Sea lion necropsy updates

It has been confirmed that the Steller sea lion that was necropsied on a West Seattle private beach on February 2 was shot. This was confirmed by radiograph and bullet retrieval.

Additionally, it is believed that the second California sea lion necropsied late yesterday afternoon likely died from a bullet, but test results have not yet been completed to confirm this suspicion.

4 dead pinnipeds on West Seattle beaches

Two California sea lions and two harbor seals have been found dead on West Seattle beaches the past two days. While winter typically brings a fair amount of death to our shores because seal pups are struggling to survive, this volume seems unusual. A Department of Fish and Wildlife biologist and her team performed necropsies in hopes to get at the root cause of death. After the necropsies on the two adult male sea lions, they towed the carcasses out by boat to mid-channel to provide food for our eco-system. They worked for hours in a cold, pouring rain taking measurements of blubber layers, tissue samples and removing the skull for subsequent radiographs.

A crowd gathered above Constellation Park as the first CA sea lion (shown above) was examined and a bullet removed from the body. Results of the second necropsy are not known at this time. Both sea lions were estimated to have been 8-10 years old and in reasonably good health as determined by fat layers and other factors.

The body of the adult harbor seal was taken by the DFW for necropsy at their office. The decomposed body of a harbor seal on Constellation Park beach was buried by Parks earlier in the day. The bodies of the three marine mammals were secured with ropes by SS volunteers and Parks so that they would not go out with the tides before biologists could arrive on scene. Seal Sitters would like to thank Dan and Simi of Parks (shown at left with the harbor seal taken for necropsy) for their on-going help.
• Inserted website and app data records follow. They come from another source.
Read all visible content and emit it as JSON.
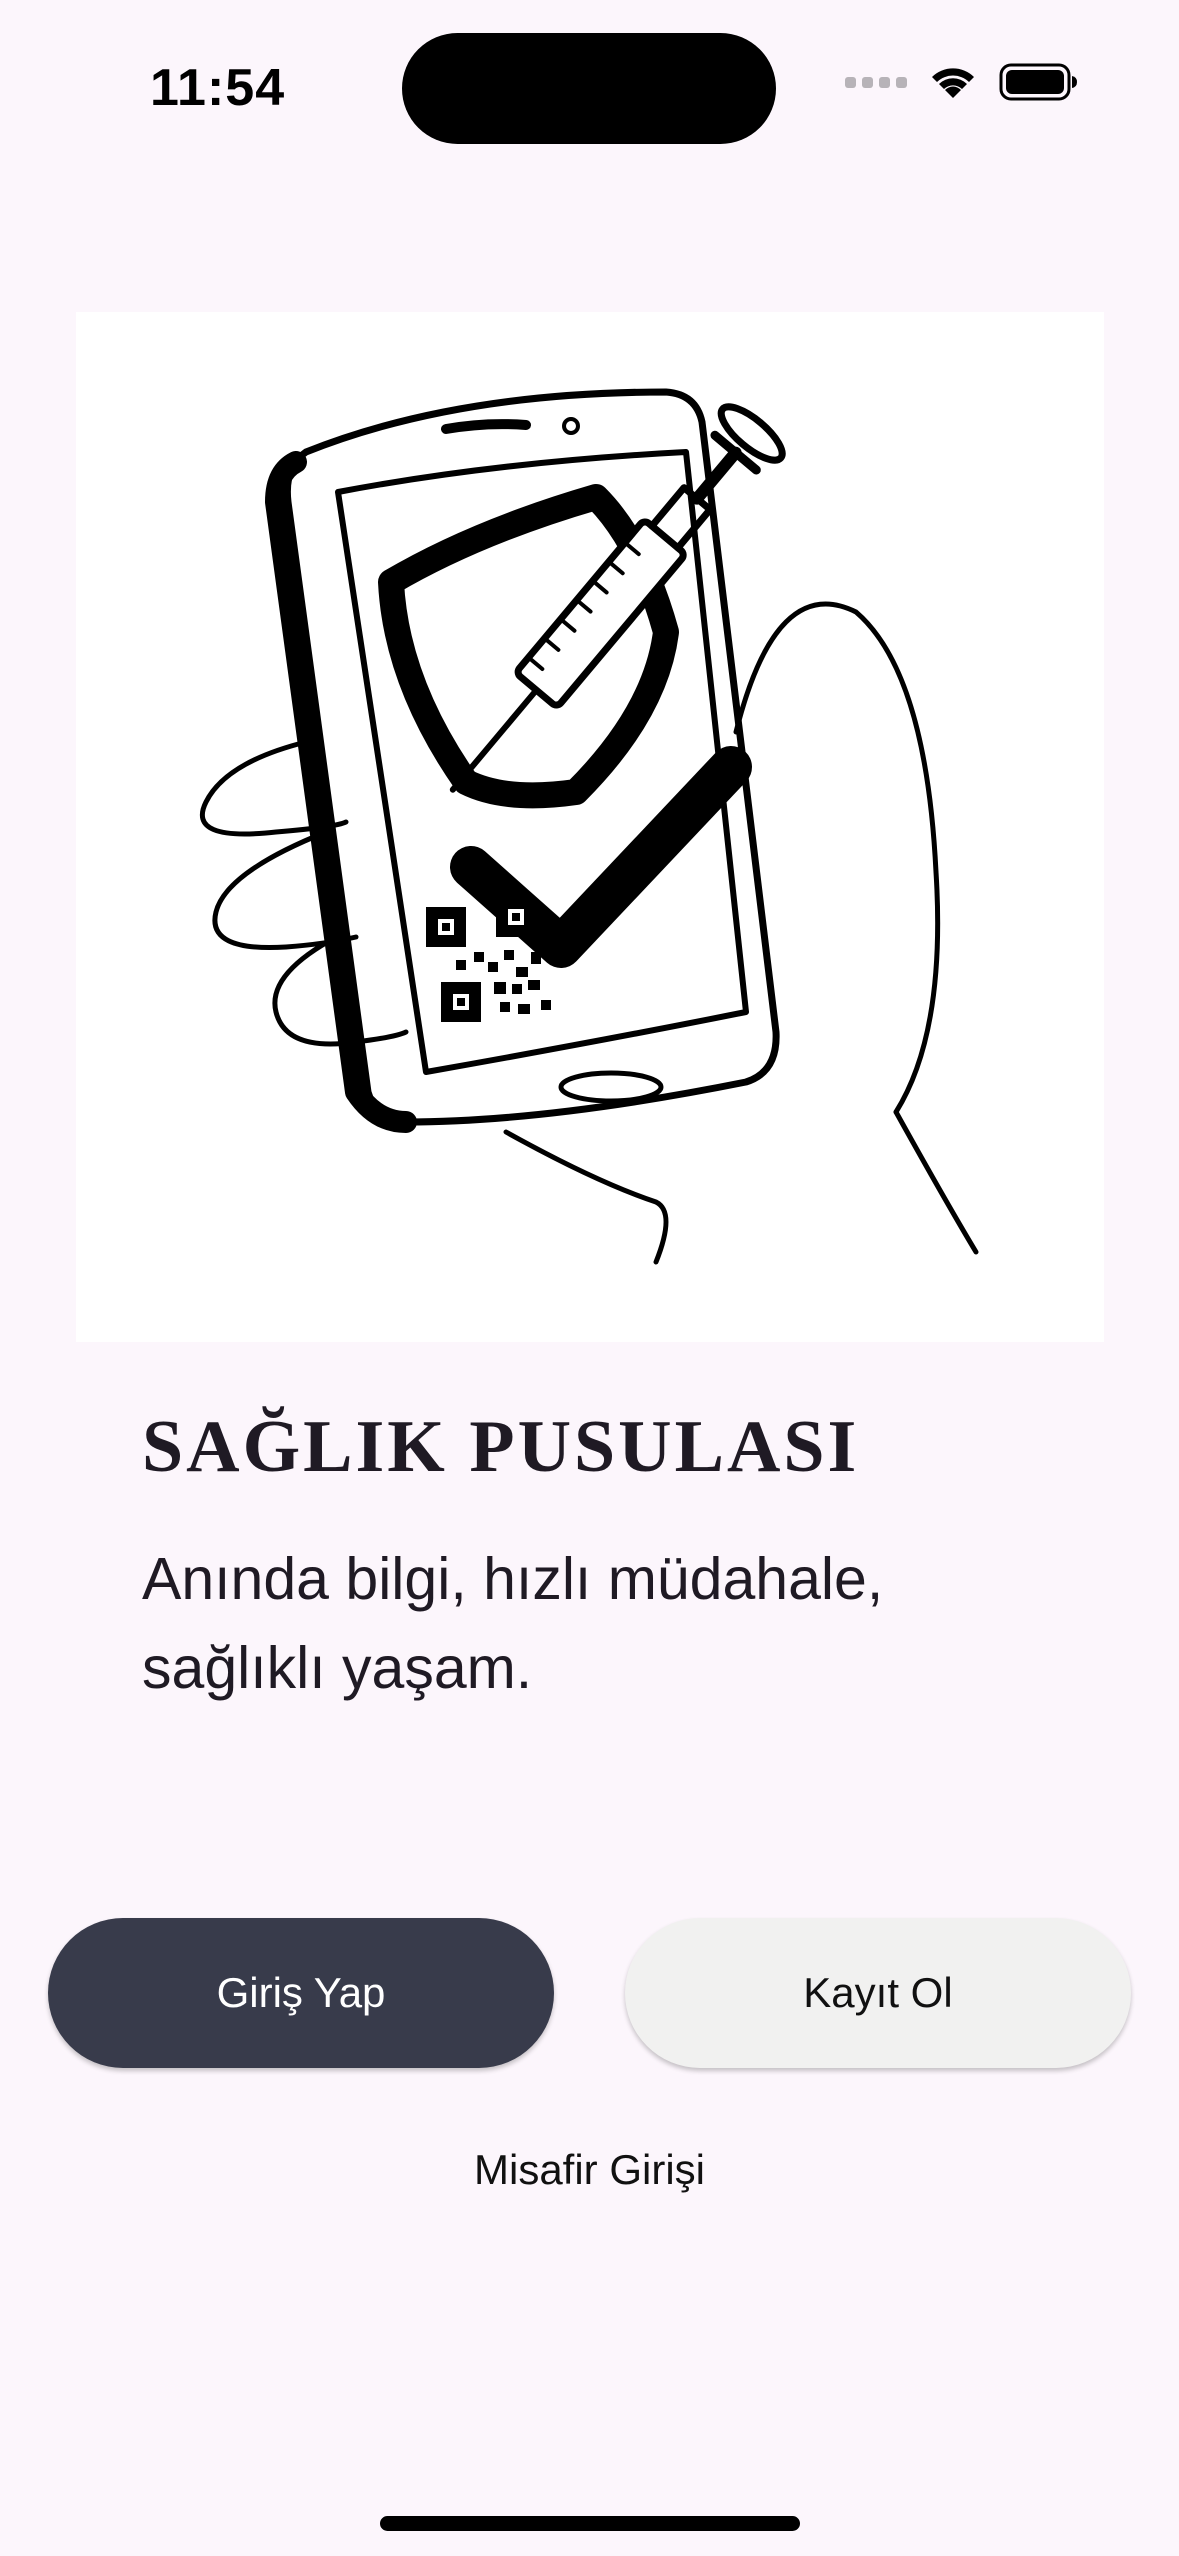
{
  "status_bar": {
    "time": "11:54",
    "icons": [
      "signal-icon",
      "wifi-icon",
      "battery-icon"
    ]
  },
  "hero": {
    "icon": "phone-vaccine-qr-checkmark-illustration"
  },
  "app": {
    "title": "SAĞLIK PUSULASI",
    "tagline": "Anında bilgi, hızlı müdahale, sağlıklı yaşam."
  },
  "actions": {
    "login_label": "Giriş Yap",
    "register_label": "Kayıt Ol",
    "guest_label": "Misafir Girişi"
  },
  "colors": {
    "background": "#fcf6fc",
    "login_button": "#383b4b",
    "register_button": "#f1f1f0",
    "text": "#1f1a24"
  }
}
Please check back for updates as this story develops.

Spotted pup soaks up the sun

A seemingly healthy seal pup luxuriated in some sunshine this afternoon on the platform off Alki Beach. The spotted pup was very alert and stretched and yawned repeatedly in the warm sun. Here he is shown “thermoregulating” his body temperature on the safety of the raft, unnoticed by most beachcombers.

Steller sea lion necropsy on private beach

Fish and Wildlife biologists performed a necropsy on an adult male Steller sea lion this afternoon. The dead tagged sea lion was reported on the beach yesterday afternoon. Seal Sitters responded and documented the brand and tag info and general condition of the body. This extremely large male was tagged in 2001 at Shilshole Bay and was estimated at that time to be 2-3 years old, making his approximate age between 10 - 12 years. The necropsy team arrived by boat and after performing the procedure and securing samples, the body was towed out to mid channel, weighted with sand bags and released to provide nutrients for other sea life.

Stellers are the largest of all sea lions and can weigh up to 2500 pounds. Lighter in color than California sea lions, another distinguishing feature is a broadened head with less prominent bump on the forehead (sagittal crest). Their population numbers have plummeted in recent years and the western stock is on the endangered list. Read more about Steller sea lions here.

Billie's back!

"Billie Holiday", the female seal who hauled out on the boat ramp during those frigid, but sunny days in December, is back after a five week absence. At that time, it was believed she might be pregnant; however, an analysis of photos taken today cannot verify that and it is more likely now that she is not. Billie looked a bit on the thin side with a possible wound to her flipper, but the discoloration on her coat could be due to other causes. She spent a number of hours basking and stretching in the sun this afternoon. Please check back for updates.

<div id="myExtraContent7"> </div>
<div id="myExtraContent8"> </div>